[Dataset excerpts]
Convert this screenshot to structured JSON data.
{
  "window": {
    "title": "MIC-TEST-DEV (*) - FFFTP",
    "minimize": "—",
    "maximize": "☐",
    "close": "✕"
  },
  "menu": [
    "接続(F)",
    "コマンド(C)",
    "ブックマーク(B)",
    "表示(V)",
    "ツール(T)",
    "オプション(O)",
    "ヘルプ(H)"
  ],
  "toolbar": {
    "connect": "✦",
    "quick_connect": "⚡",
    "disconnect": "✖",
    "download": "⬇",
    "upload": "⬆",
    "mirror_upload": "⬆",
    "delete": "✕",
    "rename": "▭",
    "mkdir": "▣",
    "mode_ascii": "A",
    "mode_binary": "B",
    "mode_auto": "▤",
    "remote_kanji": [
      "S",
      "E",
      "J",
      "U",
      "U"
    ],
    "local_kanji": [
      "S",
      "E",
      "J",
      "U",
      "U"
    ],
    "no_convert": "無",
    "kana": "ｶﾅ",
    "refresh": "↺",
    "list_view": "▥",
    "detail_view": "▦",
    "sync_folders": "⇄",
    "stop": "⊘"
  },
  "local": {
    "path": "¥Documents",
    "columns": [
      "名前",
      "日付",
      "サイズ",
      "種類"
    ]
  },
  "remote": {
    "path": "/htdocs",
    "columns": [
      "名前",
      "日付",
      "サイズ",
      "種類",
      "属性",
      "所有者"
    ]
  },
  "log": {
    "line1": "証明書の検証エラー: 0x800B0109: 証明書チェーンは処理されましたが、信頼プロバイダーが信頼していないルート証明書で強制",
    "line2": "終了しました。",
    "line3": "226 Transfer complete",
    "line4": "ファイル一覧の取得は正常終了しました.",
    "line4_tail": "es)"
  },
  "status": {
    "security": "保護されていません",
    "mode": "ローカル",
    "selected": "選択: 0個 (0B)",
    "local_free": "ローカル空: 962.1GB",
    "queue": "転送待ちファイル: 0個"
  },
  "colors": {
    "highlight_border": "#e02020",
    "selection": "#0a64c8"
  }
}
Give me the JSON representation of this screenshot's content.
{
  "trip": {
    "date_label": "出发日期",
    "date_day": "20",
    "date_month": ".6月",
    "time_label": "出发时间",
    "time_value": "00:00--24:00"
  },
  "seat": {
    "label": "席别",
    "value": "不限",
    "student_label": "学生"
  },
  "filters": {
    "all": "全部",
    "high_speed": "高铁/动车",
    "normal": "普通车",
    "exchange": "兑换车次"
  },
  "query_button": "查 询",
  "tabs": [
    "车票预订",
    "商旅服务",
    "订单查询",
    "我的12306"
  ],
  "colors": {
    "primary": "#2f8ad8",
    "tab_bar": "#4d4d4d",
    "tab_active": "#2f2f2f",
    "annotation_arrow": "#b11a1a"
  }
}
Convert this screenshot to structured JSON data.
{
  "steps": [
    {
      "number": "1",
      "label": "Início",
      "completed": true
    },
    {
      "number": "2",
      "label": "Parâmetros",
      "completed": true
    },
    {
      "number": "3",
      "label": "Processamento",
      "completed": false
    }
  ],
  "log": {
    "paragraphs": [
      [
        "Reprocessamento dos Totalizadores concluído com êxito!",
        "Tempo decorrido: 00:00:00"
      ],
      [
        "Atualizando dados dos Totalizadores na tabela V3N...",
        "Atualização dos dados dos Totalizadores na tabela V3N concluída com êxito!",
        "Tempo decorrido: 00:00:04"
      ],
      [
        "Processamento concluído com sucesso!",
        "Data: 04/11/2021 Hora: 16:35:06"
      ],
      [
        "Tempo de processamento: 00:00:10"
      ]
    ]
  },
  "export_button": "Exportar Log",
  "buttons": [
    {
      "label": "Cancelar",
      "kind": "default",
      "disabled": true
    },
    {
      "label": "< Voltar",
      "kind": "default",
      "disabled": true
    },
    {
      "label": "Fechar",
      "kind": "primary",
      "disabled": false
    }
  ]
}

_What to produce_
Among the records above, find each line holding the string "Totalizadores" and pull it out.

_Written solution_
        "Reprocessamento dos Totalizadores concluído com êxito!",
        "Atualizando dados dos Totalizadores na tabela V3N...",
        "Atualização dos dados dos Totalizadores na tabela V3N concluída com êxito!",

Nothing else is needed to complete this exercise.